I’m not at all sure college faculty are likely to have equivalent hands-on experiences in jobs that require knowledge and skill cultivated in their disciplines. Lack of job experience would make them much more expensive to place at a job site than someone with relevant job experience.

Despite those reservations, however,  I think Bugeja’s idea of summer externships for faculty has merit particularly for:

  • community colleges
  • vocational training programs
  • alternative education programs, including credit recovery
  • “career track” high school programs

Faculty in those programs need to know what’s being done in their fields in their communities to an even greater degree than college faculty whose students disperse around the country, if not around the world.

Of course, those institutions are typically far less able to afford externships for their instructors than higher education.  However, if the local business community sees the institutions attempting to meet their needs for trained employees, they might band together to underwrite some summer externships.

For that idea to work, someone in either the education or the business community has to suggest it, find others in both communities to support it, and do the grassroots evangelism to make it work.
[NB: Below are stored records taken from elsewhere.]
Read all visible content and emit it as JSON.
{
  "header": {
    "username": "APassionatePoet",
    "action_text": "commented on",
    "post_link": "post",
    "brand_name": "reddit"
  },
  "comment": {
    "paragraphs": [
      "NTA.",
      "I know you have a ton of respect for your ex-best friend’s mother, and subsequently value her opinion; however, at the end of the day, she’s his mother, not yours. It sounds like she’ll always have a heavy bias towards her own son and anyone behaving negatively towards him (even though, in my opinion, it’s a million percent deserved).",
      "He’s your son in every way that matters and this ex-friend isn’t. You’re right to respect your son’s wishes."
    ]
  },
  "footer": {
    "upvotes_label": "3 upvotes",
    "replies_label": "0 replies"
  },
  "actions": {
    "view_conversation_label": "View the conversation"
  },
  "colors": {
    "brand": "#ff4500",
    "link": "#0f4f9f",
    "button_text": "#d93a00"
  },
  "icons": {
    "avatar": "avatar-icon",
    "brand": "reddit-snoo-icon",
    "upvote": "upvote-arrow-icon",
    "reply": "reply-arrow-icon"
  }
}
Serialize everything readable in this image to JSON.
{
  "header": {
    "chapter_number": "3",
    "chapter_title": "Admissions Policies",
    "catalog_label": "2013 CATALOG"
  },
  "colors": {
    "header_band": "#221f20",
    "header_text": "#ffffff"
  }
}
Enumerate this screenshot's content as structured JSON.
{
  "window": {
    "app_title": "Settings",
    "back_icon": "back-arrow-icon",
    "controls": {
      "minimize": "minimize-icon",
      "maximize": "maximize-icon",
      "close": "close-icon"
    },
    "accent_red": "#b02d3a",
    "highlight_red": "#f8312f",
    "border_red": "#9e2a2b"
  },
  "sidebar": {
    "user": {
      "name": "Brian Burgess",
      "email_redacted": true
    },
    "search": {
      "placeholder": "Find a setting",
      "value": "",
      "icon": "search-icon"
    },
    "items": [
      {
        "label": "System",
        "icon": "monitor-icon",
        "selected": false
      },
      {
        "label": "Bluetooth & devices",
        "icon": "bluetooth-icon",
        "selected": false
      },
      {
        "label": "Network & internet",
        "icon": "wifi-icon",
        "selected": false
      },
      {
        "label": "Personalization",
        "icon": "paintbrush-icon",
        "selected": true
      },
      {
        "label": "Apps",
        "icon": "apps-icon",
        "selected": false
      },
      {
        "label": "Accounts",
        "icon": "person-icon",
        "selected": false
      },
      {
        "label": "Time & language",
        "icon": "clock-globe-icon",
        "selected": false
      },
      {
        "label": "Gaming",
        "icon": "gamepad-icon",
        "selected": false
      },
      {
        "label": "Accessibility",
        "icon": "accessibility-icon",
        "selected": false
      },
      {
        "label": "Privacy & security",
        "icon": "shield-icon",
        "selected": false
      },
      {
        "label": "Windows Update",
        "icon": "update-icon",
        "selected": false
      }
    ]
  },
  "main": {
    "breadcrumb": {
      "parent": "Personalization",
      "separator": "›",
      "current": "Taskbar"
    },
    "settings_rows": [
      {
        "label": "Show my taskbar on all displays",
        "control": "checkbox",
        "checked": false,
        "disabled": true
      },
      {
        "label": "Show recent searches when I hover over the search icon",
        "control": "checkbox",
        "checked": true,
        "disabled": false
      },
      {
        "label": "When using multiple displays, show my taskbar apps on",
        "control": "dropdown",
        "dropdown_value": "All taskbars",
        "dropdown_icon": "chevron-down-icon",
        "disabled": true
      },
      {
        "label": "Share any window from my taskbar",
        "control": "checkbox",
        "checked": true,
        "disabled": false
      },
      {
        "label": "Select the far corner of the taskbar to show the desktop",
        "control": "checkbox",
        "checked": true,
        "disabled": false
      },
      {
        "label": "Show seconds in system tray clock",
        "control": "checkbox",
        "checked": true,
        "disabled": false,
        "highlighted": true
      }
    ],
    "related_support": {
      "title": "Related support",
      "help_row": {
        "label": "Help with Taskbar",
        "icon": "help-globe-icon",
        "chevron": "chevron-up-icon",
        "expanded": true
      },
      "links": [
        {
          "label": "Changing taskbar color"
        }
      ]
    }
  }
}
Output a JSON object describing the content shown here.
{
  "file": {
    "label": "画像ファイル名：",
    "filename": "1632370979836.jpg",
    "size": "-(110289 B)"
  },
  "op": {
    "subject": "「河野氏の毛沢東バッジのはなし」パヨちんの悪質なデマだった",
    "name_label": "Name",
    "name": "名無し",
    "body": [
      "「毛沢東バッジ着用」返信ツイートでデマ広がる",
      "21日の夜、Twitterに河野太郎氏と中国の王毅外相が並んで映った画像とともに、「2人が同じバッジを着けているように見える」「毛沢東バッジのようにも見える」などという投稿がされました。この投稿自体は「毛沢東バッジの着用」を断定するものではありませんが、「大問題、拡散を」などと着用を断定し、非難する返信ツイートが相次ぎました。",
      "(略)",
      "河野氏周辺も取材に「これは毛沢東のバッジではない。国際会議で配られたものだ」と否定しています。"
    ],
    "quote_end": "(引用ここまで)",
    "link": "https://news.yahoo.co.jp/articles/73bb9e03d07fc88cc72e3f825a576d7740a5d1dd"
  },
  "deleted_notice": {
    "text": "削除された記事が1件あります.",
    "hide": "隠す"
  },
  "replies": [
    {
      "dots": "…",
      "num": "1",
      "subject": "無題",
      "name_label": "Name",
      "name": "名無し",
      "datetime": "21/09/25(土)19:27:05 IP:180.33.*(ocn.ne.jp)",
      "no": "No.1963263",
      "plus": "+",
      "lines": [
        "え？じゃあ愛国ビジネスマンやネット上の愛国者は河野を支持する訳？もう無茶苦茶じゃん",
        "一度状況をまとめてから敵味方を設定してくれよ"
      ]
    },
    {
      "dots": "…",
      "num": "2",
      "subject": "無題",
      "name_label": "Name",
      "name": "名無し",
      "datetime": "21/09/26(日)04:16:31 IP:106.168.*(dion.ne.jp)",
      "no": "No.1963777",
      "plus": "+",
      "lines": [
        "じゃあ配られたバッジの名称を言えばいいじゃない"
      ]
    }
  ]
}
Any takers?

When Learning Gets the Silent Treatment

Last week, a teacher I know slightly asked me what I’ve been up to. I said I’d just taken a wonderful course in Data-Driven Journalism that had opened my eyes to all all sorts of new (to-me) ideas and tools. I said the course was so exciting I wanted to take learn more on the topic.

The teacher said nothing.

Not one word.

Absolute silence.

I don’t think I could have been more shocked or more hurt if the teacher had kicked me. Her silence felt like a total rejection of the value of my learning, my values, and me.

If that’s a sample of how that teacher responds to students who are learning interesting things outside her classroom, I’m awfully glad I’m not her student.

Real Teacher Heroism

After the Columbine shootings, after the Sandy Hook shootings, after the Plaza Towers tornado people applauded the heroism of teachers who risked their lives for students.

“How could you overpay a teacher who risks her life to save children?” educators tweeted.

When 19 firefighters died battling a wildfire in Arizona, firefighters and their families didn’t tweet, “How could you overpay a firefighter who risks her life to save people?”

The question would have seemed crass, insensitive, demeaning to the men and women who chose hazardous duty at the going rate.

Teachers are not hired to protect students.

They are hired to teach them.

Heroics of the video-worthy sort are not part of the teacher’s  job description.

When we turn a few teachers’ acts of physical heroism into a plug for higher pay for all teachers, we appear crass and insensitive.

Worse, we demean the thousands of heroic teachers who sacrifice daily in undramatic classrooms far from the TV cameras.

 

Encouragement from Writing Teachers

Teachers these days are facing a host of problems. Some weeks it seems as if my inbox contains nothing but wails from teachers trying to cope with new standards, more testing, conflicting directions, unengaged students, hostile parents, and unsupportive administrators.

Amid all that negativity, it’s a relief to hear from teachers who are determined to do their best for students regardless of what’s going on around them.

Here, for our mutual encouragement, are  comments from six writing teachers who are determined to that their students will become better writers:

I am excited to keep things simple and become a better writing teacher.

Although I am a published writer myself and I have been teaching writing for years, I want to improve so that my students also improve.

I am also working with the parents of my students and they are wanting to learn how to write as well.

I am an experienced writing teacher but am always looking for ways to improve. I do believe ALL my students can learn to write, and that most of them can learn to write well.

I want my students to be better writers.

Don’t those lines make you feel just a tad better about the current state of education?